----- LISTED ENTRIES -----
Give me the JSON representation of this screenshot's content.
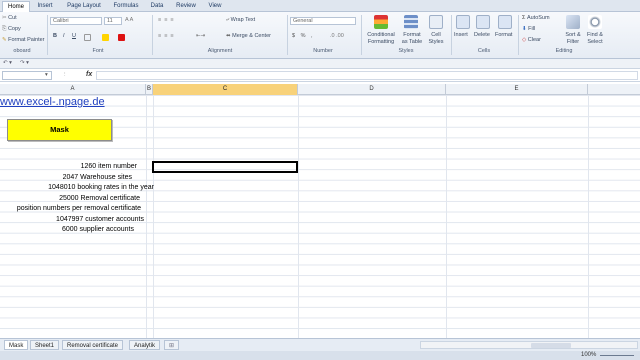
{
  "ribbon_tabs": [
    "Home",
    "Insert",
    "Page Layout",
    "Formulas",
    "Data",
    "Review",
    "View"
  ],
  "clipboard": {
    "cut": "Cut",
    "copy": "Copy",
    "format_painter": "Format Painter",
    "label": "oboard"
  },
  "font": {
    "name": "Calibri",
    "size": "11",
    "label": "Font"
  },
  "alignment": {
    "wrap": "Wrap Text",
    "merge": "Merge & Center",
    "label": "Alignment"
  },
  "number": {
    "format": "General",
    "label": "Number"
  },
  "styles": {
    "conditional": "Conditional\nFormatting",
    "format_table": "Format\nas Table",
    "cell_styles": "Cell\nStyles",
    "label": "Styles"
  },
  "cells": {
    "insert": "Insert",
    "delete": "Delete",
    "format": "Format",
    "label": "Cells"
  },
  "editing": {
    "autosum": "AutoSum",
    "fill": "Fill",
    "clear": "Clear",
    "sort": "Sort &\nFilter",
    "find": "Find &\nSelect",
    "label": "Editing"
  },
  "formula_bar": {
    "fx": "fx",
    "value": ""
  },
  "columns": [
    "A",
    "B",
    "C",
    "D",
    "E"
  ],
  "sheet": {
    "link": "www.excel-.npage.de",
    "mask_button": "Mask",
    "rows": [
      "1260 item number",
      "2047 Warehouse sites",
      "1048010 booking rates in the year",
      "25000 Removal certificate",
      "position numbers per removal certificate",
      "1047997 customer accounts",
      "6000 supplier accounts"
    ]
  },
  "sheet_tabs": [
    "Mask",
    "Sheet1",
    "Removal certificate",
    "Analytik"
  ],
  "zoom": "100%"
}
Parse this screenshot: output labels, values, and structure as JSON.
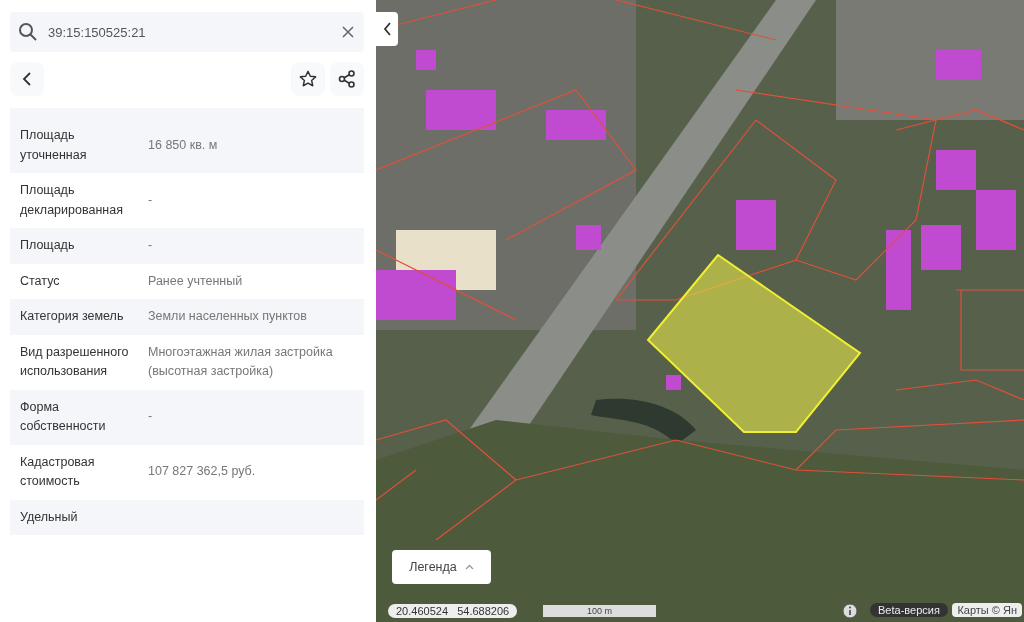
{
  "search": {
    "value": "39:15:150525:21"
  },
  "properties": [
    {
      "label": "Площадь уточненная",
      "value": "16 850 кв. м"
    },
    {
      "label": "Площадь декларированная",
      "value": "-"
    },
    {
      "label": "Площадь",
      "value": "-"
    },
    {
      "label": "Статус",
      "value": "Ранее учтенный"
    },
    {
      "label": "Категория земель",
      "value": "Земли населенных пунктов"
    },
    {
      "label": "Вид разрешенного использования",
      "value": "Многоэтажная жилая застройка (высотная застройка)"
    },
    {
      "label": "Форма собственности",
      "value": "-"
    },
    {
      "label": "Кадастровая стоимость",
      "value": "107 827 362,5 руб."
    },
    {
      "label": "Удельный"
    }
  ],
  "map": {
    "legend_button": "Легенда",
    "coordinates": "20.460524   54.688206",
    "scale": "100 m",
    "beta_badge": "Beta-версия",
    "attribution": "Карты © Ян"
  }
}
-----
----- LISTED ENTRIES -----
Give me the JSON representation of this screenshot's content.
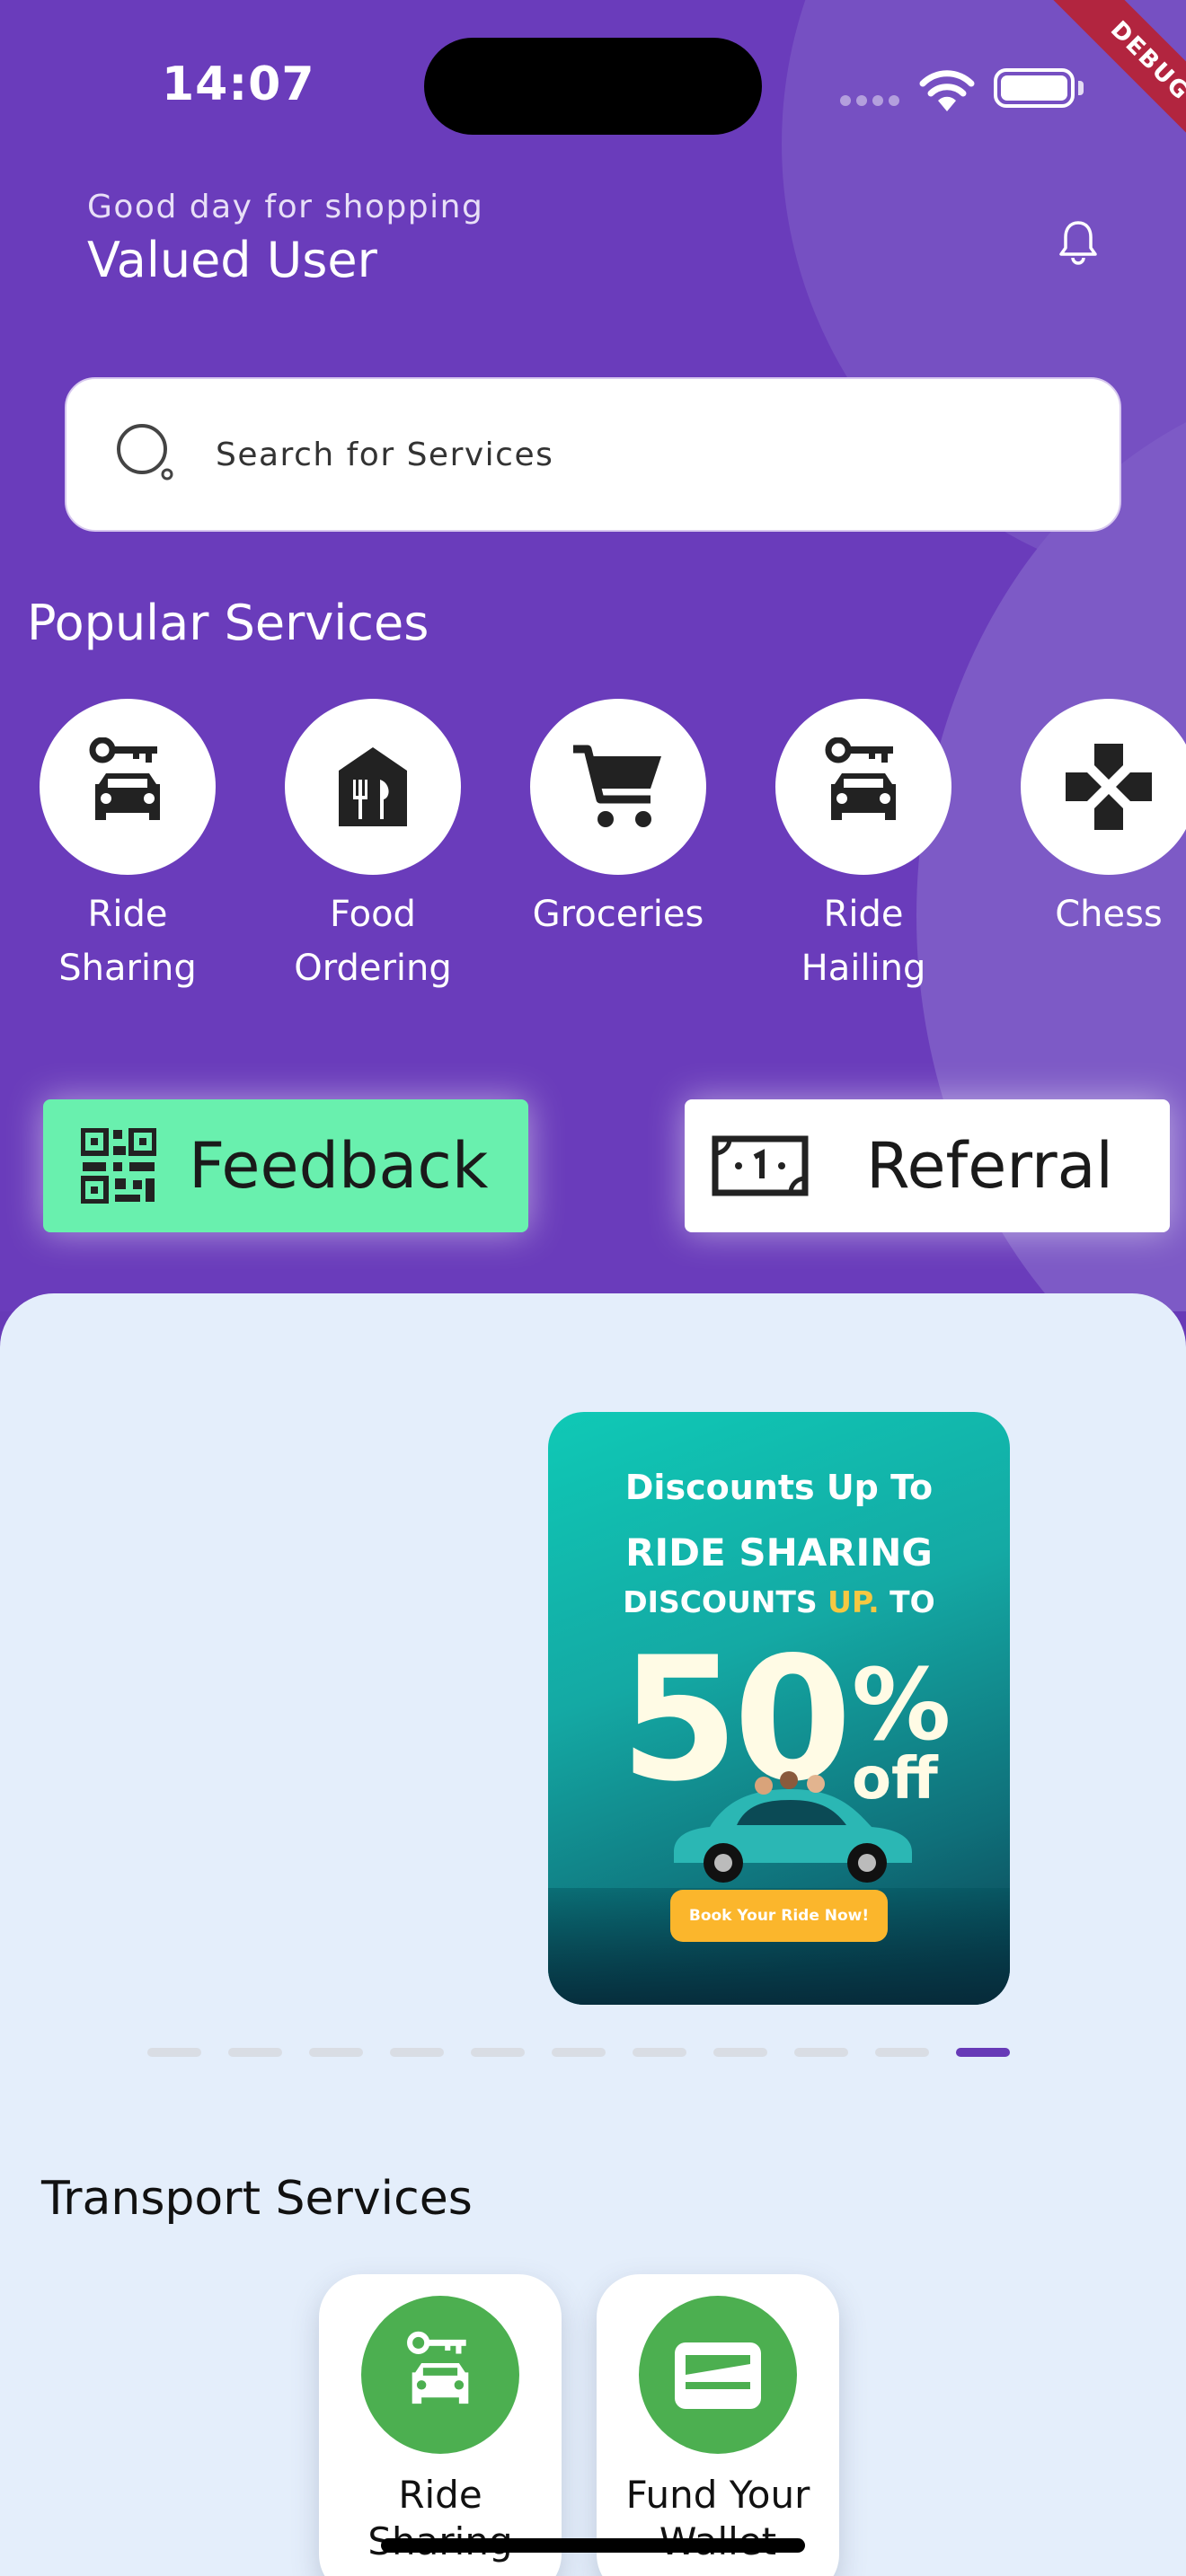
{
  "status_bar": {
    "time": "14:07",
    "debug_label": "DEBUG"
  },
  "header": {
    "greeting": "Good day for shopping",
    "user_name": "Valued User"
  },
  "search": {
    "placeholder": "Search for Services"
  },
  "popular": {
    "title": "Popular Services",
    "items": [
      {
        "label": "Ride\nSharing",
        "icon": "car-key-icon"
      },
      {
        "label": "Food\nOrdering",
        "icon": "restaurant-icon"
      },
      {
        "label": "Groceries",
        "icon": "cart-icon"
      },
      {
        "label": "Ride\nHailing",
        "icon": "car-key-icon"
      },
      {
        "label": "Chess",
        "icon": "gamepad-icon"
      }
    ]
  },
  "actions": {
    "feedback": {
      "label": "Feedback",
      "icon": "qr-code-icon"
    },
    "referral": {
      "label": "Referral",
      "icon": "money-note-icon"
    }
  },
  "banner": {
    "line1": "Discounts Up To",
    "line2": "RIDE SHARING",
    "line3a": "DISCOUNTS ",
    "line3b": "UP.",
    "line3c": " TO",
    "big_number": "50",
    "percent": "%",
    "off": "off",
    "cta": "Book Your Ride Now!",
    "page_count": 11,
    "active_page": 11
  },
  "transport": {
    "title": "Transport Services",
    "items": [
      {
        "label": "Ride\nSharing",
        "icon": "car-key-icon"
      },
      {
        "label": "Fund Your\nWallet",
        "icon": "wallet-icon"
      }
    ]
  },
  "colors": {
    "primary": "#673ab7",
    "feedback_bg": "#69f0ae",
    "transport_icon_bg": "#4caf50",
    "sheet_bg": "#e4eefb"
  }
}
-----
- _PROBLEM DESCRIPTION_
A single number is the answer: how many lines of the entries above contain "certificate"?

- _EXERCISE SOLUTION_
3